We are also partnering with funders and institutions around the world to help researchers publishing on a Gold Open Access basis in their chosen journals. These agreements can be that individual authors benefit from much-reduced APCs, or that they are able to publish OA at no cost to themselves. To see details of the current agreements, please visit the OA agreements section of our Author Services site.
Green Open Access
What is Green Open Access?
Green Open Access is also commonly referred to as “self-archiving”, and is when an author uploads a version of their work to another website, usually an institutional repository (a searchable website that hosts many articles or other research outputs). Our Author Services explains in detail the guidelines we ask our authors to follow when sharing their work. Two key things to understand when talking about Green Open Access are article versions and embargo periods, explained below.
At Taylor & Francis we use terminology recommended by the National Information Standards Organization (NISO) when talking about article versions.
Any version of a journal article that is considered by the author to be of sufficient quality to be submitted for formal peer review by a second party. The author accepts full responsibility for the article. May have a version number or date stamp. Content and layout as set out by the author.
The version of a journal article that has been accepted for publication in a journal. A second party (the “publisher”—see “Version of Record” below for definition) takes permanent responsibility for the article.

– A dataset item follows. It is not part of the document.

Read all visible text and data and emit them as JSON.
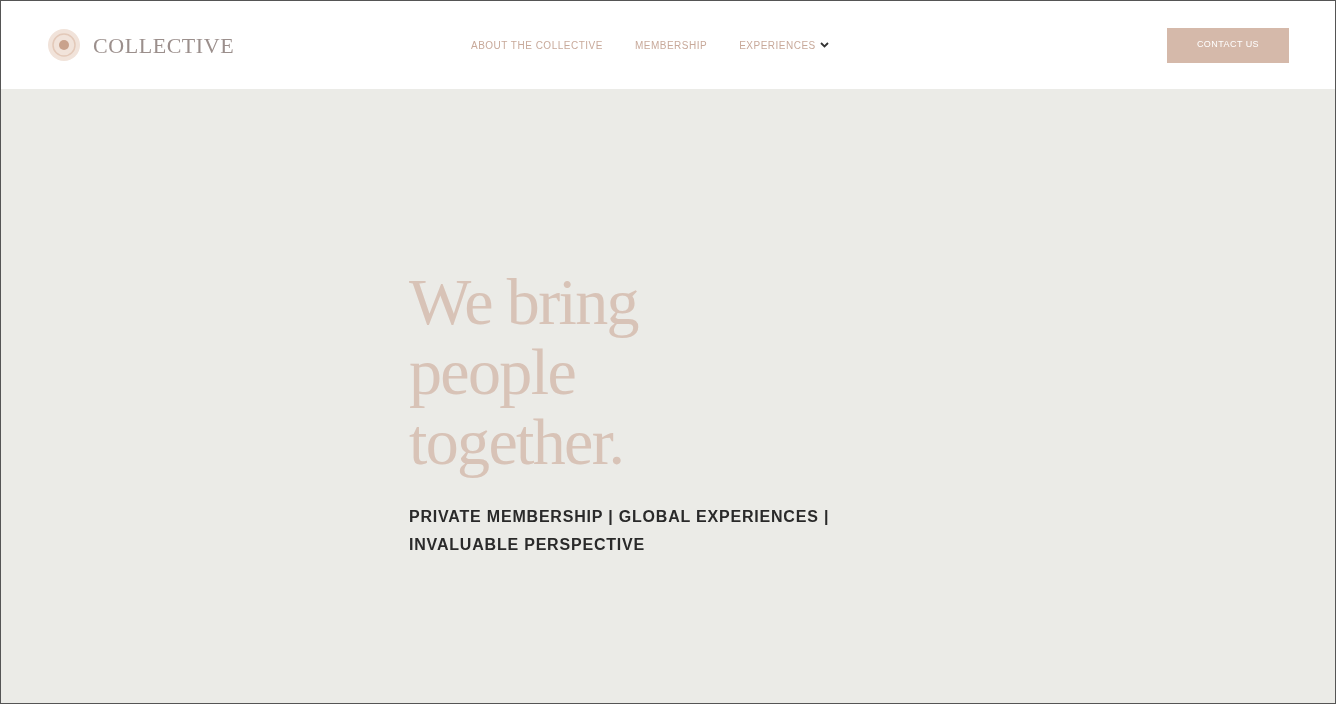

Content and layout follow publisher’s submission requirements.
Version of Record
A fixed version of a journal article that has been made available by any organization that acts as a publisher by formally and exclusively declaring the article “published”. This includes any “early release” article that is formally identified as being published even before the compilation of a volume issue and assignment of associated metadata, as long as it is citable via some permanent identifier(s). This does not include any “early release” article that has not yet been “fixed” by processes that are still to be applied, such as copy-editing, proof corrections, layout, and typesetting.

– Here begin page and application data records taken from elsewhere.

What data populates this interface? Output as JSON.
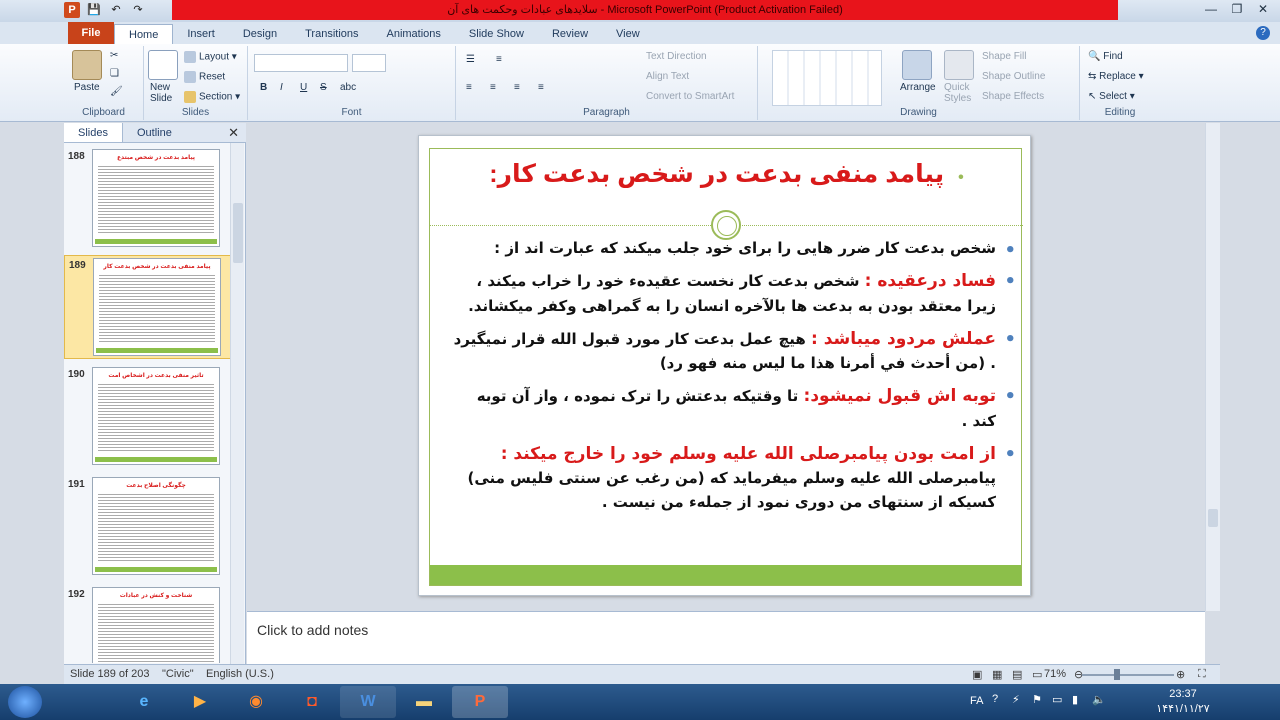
{
  "window": {
    "title": "سلایدهای عبادات وحکمت های آن - Microsoft PowerPoint (Product Activation Failed)"
  },
  "ribbon_tabs": [
    "File",
    "Home",
    "Insert",
    "Design",
    "Transitions",
    "Animations",
    "Slide Show",
    "Review",
    "View"
  ],
  "ribbon": {
    "clipboard": {
      "label": "Clipboard",
      "paste": "Paste"
    },
    "slides": {
      "label": "Slides",
      "new_slide": "New Slide",
      "layout": "Layout",
      "reset": "Reset",
      "section": "Section"
    },
    "font": {
      "label": "Font",
      "bold": "B",
      "italic": "I",
      "underline": "U",
      "strike": "S",
      "shadow": "abc"
    },
    "paragraph": {
      "label": "Paragraph",
      "text_direction": "Text Direction",
      "align_text": "Align Text",
      "smartart": "Convert to SmartArt"
    },
    "drawing": {
      "label": "Drawing",
      "arrange": "Arrange",
      "quick_styles": "Quick Styles",
      "shape_fill": "Shape Fill",
      "shape_outline": "Shape Outline",
      "shape_effects": "Shape Effects"
    },
    "editing": {
      "label": "Editing",
      "find": "Find",
      "replace": "Replace",
      "select": "Select"
    }
  },
  "panel": {
    "tabs": [
      "Slides",
      "Outline"
    ],
    "thumbnails": [
      {
        "num": "188",
        "title": "پیامد بدعت در شخص مبتدع"
      },
      {
        "num": "189",
        "title": "پیامد منفی بدعت در شخص بدعت کار"
      },
      {
        "num": "190",
        "title": "تاثیر منفی بدعت در اشخاص امت"
      },
      {
        "num": "191",
        "title": "چگونگی اصلاح بدعت"
      },
      {
        "num": "192",
        "title": "شناخت و کنش در عبادات"
      }
    ]
  },
  "slide": {
    "title": "پیامد منفی بدعت در شخص بدعت کار:",
    "bullets": [
      {
        "highlight": "",
        "text": "شخص بدعت کار ضرر هایی را برای خود جلب میکند که عبارت اند از :"
      },
      {
        "highlight": "فساد درعقیده :",
        "text": " شخص بدعت کار نخست عقیدهء خود را خراب میکند ، زیرا معتقد بودن به بدعت ها بالآخره انسان را به گمراهی وکفر میکشاند."
      },
      {
        "highlight": "عملش مردود میباشد :",
        "text": " هیچ عمل بدعت کار مورد قبول الله  قرار نمیگیرد . (من أحدث في أمرنا هذا ما ليس منه فهو رد)"
      },
      {
        "highlight": "توبه اش قبول نمیشود:",
        "text": " تا وقتیکه بدعتش را ترک نموده ، واز آن توبه کند ."
      },
      {
        "highlight": "از امت بودن پیامبرصلی الله علیه وسلم خود را خارج میکند :",
        "text": " پیامبرصلی الله علیه وسلم میفرماید که (من رغب عن سنتی فلیس منی) کسیکه از سنتهای من دوری نمود از جملهء من نیست ."
      }
    ]
  },
  "notes": {
    "placeholder": "Click to add notes"
  },
  "statusbar": {
    "slide_info": "Slide 189 of 203",
    "theme": "\"Civic\"",
    "language": "English (U.S.)",
    "zoom": "71%"
  },
  "taskbar": {
    "lang": "FA",
    "time": "23:37",
    "date": "۱۴۴۱/۱۱/۲۷"
  }
}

An embargo period is the amount of time we ask authors to wait before making a version of their work available on a certain platform. We ask that authors respect these embargo periods to ensure the sustainability of our journals. Embargo periods for individual journals can be viewed on our journal finder on Author Services.
Complying with funders
Many research funders, from the US National Institutes of Health, to the Indian Department of Biotechnology require their funded researchers to make their work available on a Green Open Access basis. In the UK, authors are strongly encouraged by their institutions to make their work available on a Green Open Access basis, in order for it be eligible for the Research Excellence Framework (REF) assessment – you can find out more about this in a previous Editor Resources post.
You can find an overview of major research funders’ Open Access policies on Author Services, or view comprehensive details by using the SHERPA/JULIET service.
Where to go for more information
- Explore the Open Access pages on Taylor & Francis Online: http://www.tandfonline.com/openaccess
- Read our author-focused guidance on Open Access: http://authorservices.taylorandfrancis.com/publishing-open-access-with-taylor-francis/
- Check out previous posts about Open Access on Editor Resources: http://editorresources.taylorandfrancisgroup.com/tag/open-access/
- Follow @TandFOpen on Twitter: https://twitter.com/TandFOpen
- Sign up for the T&F Open Access Bulletin to get the last OA news straight to your inbox: http://eupdates.msgfocus.com/k/Tandf-Eupdates/openaccess